YDN: Who do you listen to when you are home in Finland?
Hella: At the moment, I listen to a lot of children’s music. I have a one and a half year old daughter so there is mostly her music at our house at the moment. Seriously, I haven’t followed the music scene in such a long time, somehow I dropped off. I have enough to do with working on our own music so in a way it is kind of… I don’t want to go see live shows on my free time. I get enough on the road. Sometimes it’s fun of course, its music. But it is so relaxing when you are not on tour to completely stay out of the music business. So listening to kid’s music is good, but my daughter loves Lordi too.
YDN: What’s would you say is different on the new album from the last release?

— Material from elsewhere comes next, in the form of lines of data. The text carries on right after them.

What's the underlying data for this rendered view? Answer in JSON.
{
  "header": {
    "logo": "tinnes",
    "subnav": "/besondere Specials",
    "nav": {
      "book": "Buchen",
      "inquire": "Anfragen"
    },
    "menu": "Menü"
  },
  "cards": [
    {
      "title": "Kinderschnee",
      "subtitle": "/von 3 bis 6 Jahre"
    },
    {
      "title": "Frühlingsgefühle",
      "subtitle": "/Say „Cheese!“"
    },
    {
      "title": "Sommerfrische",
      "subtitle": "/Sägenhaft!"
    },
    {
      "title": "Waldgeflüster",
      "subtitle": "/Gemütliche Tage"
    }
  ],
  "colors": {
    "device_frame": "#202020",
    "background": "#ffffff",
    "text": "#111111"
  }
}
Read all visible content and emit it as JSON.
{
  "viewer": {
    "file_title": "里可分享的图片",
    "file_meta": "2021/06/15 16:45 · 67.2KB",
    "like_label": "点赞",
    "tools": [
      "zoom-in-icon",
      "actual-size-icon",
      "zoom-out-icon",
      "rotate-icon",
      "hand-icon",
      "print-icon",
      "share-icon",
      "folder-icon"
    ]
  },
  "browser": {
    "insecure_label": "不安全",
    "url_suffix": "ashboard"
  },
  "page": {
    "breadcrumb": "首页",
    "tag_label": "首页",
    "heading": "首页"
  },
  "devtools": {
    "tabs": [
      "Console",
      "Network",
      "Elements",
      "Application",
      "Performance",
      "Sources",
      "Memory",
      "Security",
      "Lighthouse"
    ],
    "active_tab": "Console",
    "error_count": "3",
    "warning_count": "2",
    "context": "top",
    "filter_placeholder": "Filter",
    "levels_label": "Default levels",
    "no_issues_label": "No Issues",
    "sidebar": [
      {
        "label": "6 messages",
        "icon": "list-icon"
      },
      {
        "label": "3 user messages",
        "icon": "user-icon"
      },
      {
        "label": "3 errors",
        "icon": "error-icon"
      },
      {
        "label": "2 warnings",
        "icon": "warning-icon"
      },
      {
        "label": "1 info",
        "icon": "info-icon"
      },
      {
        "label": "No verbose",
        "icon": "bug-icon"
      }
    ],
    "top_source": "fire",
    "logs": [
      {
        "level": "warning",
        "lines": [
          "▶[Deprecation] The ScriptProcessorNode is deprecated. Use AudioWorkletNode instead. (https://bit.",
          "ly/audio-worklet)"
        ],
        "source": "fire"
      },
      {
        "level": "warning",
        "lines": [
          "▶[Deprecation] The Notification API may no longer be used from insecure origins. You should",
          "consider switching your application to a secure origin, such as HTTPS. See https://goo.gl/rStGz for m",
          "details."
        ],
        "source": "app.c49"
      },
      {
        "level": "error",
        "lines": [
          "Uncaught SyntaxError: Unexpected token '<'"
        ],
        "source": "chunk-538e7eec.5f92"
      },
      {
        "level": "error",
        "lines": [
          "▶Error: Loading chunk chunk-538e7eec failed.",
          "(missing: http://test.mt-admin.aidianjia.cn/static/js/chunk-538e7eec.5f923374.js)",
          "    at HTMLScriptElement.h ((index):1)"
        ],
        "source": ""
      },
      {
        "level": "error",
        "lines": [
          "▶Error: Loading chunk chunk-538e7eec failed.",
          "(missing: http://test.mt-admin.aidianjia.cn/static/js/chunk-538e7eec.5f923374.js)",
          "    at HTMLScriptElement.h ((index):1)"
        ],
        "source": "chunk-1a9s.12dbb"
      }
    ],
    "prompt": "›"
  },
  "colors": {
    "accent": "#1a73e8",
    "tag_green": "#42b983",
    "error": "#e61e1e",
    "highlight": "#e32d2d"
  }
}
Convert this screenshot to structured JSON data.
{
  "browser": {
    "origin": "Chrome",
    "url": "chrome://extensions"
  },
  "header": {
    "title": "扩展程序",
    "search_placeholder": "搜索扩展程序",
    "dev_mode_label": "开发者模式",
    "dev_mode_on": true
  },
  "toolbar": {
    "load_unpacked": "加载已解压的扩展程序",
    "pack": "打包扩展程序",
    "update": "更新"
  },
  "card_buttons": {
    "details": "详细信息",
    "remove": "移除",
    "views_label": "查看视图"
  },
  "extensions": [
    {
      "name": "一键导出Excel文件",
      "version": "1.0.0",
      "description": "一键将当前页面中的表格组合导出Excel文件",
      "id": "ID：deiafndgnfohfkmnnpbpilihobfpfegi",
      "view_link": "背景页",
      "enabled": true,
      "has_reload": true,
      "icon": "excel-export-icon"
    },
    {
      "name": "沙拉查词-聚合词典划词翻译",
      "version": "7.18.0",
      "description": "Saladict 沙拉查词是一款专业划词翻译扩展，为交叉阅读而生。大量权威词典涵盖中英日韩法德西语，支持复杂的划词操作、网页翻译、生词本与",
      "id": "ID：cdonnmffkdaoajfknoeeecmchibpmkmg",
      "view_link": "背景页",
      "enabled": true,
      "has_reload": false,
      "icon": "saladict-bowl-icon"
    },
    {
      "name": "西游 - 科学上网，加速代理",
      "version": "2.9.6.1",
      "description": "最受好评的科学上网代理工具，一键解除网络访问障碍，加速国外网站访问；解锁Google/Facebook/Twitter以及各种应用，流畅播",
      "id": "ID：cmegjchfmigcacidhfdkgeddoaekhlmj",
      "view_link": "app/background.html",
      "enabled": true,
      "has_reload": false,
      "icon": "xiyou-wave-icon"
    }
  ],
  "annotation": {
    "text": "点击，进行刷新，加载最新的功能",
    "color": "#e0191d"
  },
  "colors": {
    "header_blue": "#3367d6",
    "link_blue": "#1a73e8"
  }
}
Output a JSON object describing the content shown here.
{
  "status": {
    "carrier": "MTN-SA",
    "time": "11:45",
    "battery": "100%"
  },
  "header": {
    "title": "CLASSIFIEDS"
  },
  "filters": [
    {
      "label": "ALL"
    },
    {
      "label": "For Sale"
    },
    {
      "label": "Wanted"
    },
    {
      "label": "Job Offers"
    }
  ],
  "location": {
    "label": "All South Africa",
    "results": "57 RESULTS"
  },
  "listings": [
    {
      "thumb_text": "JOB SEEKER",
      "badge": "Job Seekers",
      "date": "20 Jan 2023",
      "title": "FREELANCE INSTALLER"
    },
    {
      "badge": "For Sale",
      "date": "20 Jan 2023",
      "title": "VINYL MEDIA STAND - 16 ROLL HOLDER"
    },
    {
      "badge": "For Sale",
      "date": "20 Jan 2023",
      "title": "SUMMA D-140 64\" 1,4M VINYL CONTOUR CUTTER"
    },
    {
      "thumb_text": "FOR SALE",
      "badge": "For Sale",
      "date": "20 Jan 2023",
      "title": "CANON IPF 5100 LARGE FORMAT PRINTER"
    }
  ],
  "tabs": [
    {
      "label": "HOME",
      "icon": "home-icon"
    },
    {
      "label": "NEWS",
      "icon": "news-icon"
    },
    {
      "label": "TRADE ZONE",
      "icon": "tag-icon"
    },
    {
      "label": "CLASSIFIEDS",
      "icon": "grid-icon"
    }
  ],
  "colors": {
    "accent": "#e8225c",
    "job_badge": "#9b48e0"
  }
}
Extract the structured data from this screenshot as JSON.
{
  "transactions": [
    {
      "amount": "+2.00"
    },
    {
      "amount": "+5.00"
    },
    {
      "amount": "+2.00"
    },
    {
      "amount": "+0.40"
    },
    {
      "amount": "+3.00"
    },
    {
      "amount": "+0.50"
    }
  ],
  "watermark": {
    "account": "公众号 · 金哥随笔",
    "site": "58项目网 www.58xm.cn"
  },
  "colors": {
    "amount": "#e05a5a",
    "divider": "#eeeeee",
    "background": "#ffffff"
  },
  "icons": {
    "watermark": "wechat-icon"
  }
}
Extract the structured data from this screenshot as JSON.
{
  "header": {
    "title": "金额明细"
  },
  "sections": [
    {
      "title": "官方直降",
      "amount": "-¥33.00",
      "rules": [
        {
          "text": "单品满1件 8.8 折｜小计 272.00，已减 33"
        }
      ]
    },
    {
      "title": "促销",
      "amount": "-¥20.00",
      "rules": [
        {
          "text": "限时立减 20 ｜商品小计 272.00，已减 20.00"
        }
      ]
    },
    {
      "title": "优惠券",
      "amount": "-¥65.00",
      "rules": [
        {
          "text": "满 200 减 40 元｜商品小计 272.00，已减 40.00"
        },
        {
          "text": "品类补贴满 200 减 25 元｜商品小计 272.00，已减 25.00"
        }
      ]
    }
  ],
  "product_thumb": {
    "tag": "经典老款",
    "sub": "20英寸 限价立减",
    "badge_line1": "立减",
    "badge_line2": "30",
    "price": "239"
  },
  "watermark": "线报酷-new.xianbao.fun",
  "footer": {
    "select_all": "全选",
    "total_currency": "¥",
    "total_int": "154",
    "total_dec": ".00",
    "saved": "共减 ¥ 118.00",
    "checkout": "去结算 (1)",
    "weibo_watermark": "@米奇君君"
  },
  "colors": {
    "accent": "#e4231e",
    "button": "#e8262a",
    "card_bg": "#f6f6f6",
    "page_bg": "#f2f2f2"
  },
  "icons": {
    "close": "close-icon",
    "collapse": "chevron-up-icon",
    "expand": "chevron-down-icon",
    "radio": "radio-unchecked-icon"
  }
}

Hella: The difference is only half of the album is the traditional Lordi hard rock music. The other half of the album, the songs come together to create a story and the music is a bit more experimental. Fortunately we’ve gotten a really good response from the fans, even the ones who are really into the old school Lordi sound. We’ve also found new fans too who didn’t like our old sound but like the new music.
YDN: I recognize more of a symphonic sound with the new album than previous albums. The USA is just starting to catch up with the symphonic scene that is so popular across Europe.
Hella: You can see that everything ties in together. Mr. Lordi writes the music and everything that surrounds him affects the writing. So you can see the new music is a new era of Lordi, but not purposely trying to change the sound, he writes what he feels.
YDN: What’s it like for you touring, especially having a small child at home?
Hella: The hardest part for me is being away from my child. If you were to ask a behavioral specialist what the recommended time to be away from a child this age they’d probably say one night is good. Then I am away for 10 ½ weeks. So it is very tough.
YDN: So when Lordi tours are being scheduled is there a typical length of time you are on the road for that’s pretty standard?
Hella: Well when we did the fall tour we were on the road for 7 weeks, meaning completely out of our homes and on the road. Pretty much playing a show every night and it’s tough because there is no way you can stop at home. We tried to have her out for a couple of days in the middle of the tour but of course that was tough as well. It’s difficult and that’s just how it is. This leg is a little different, it’s just 4 weeks so it’s pretty much perfect, just long enough but not forever and is much easier.
YDN: Do you prefer the larger festivals or smaller venue shows?
Hella: I prefer the smaller venues because we are able to have longer shows and bring out our entire stage show. I like the festivals and of course the atmosphere is amazing, but we are very limited to what we can do and how long we can perform because they are scheduled very tightly and are stricter. We have more freedom in the smaller venues on our tours to do more.
YDN: Any advice for fans who want to pursue music as a career?
Hella: I would just say trust in your own thing and don’t listen to what people say. If you look at the Lordi lyrics, they aren’t quite child friendly, but just because our fans listen to them doesn’t mean they want to hurt people. It’s just artistic expression. So express yourself through music, it’s a much better way than say, beating the shit out of people in the streets. (laughter) If you have the gift of creation whether art or music or whatever, use it no matter what other people say. It’s a huge gift to be able to share your gift with others. But it also doesn’t matter if the audience likes it, it gives so much more to yourself to be able create something. That’s also how it is with Lordi. We are also happy that people like what we create too. But, Mr. Lordi would still do exactly what he is doing regardless if anyone liked it or not.
YDN: That is all I have, thank you for your time Hella.